* **Exercise requirements**:
Search the data for the string "your" and gather each line it is in.

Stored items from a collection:
---+---

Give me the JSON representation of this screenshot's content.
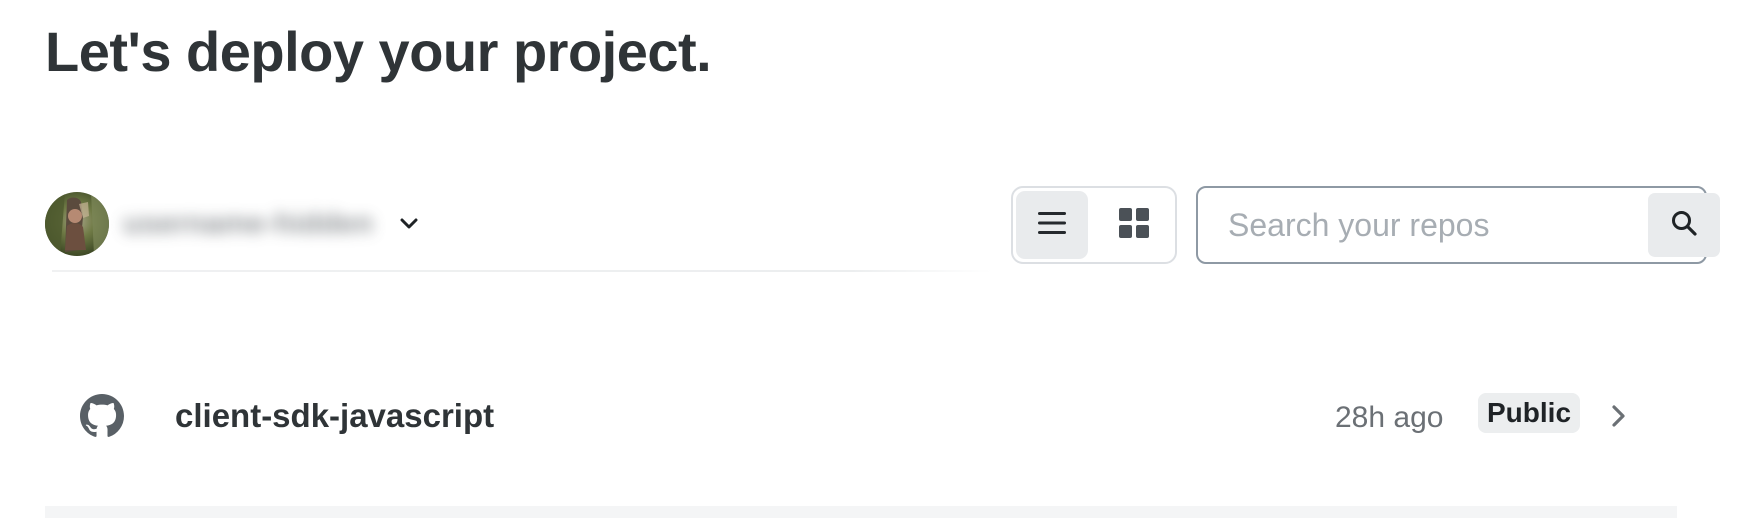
{
  "page": {
    "title": "Let's deploy your project."
  },
  "account": {
    "avatar_icon": "user-avatar",
    "name": "username-hidden",
    "dropdown_icon": "chevron-down-icon"
  },
  "view_toggle": {
    "list_icon": "list-icon",
    "grid_icon": "grid-icon",
    "active": "list"
  },
  "search": {
    "placeholder": "Search your repos",
    "value": "",
    "button_icon": "search-icon"
  },
  "repos": [
    {
      "icon": "github-icon",
      "name": "client-sdk-javascript",
      "updated": "28h ago",
      "visibility": "Public",
      "chevron_icon": "chevron-right-icon"
    }
  ],
  "colors": {
    "text": "#2f3437",
    "muted": "#6b7075",
    "toggle_active_bg": "#e9ebed",
    "search_border": "#8e99a4",
    "badge_bg": "#eceeef"
  }
}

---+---

* **Exercise response**:
    "title": "Let's deploy your project."
    "placeholder": "Search your repos",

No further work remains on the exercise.